-------- The data

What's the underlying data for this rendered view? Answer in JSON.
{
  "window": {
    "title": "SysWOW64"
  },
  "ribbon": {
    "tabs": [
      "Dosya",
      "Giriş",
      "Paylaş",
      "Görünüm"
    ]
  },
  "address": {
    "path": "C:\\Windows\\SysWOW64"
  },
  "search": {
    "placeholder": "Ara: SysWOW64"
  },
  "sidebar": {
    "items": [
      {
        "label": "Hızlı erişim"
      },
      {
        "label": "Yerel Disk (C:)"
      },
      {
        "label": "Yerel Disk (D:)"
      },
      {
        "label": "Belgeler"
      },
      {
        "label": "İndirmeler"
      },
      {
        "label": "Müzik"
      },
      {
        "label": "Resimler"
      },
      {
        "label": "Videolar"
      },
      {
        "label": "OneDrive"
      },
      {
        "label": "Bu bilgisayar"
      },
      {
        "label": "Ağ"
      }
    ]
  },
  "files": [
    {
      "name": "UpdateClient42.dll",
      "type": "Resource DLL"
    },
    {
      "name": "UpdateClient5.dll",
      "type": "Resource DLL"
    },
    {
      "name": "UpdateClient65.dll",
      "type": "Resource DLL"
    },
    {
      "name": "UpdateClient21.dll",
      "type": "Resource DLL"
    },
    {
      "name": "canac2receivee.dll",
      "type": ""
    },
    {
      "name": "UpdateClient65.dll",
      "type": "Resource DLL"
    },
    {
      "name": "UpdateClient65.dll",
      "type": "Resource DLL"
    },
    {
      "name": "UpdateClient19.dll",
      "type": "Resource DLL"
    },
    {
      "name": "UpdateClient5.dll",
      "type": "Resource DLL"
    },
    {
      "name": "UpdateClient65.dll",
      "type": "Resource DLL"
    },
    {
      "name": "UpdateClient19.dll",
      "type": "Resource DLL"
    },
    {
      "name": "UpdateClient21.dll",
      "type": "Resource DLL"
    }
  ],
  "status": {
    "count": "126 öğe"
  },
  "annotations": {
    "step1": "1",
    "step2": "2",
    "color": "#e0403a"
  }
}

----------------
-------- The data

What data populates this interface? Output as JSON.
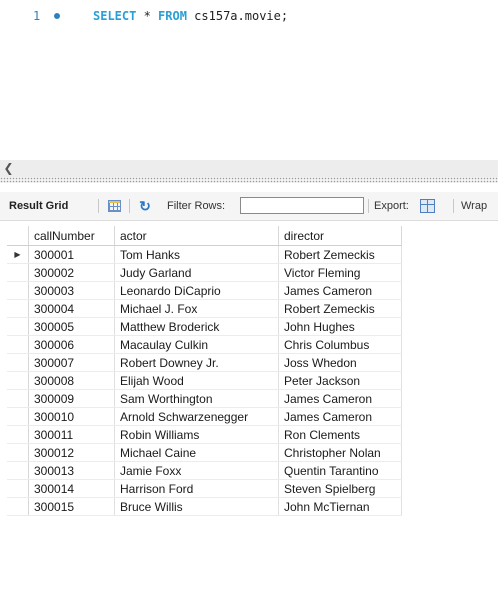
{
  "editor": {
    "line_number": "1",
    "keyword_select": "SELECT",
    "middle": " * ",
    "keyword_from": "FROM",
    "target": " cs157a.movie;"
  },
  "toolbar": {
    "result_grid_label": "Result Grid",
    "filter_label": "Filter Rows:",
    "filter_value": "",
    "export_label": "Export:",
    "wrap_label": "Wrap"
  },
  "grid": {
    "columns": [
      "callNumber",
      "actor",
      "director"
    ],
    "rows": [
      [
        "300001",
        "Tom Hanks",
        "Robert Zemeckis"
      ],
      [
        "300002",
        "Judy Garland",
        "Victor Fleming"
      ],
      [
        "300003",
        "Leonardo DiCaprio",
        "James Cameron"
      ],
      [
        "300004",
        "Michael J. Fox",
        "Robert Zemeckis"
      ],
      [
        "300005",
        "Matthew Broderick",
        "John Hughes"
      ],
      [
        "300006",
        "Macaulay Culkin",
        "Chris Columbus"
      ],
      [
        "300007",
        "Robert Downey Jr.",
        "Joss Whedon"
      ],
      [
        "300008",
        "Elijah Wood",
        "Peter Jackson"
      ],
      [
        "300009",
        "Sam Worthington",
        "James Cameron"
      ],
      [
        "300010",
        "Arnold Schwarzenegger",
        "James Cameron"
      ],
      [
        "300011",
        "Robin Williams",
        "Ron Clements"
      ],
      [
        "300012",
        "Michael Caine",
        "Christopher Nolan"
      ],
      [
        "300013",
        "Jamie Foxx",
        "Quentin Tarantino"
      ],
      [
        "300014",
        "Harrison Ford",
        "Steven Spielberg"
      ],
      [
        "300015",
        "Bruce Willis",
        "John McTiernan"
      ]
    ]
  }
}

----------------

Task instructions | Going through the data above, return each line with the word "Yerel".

Result of this exercise |
        "label": "Yerel Disk (C:)"
        "label": "Yerel Disk (D:)"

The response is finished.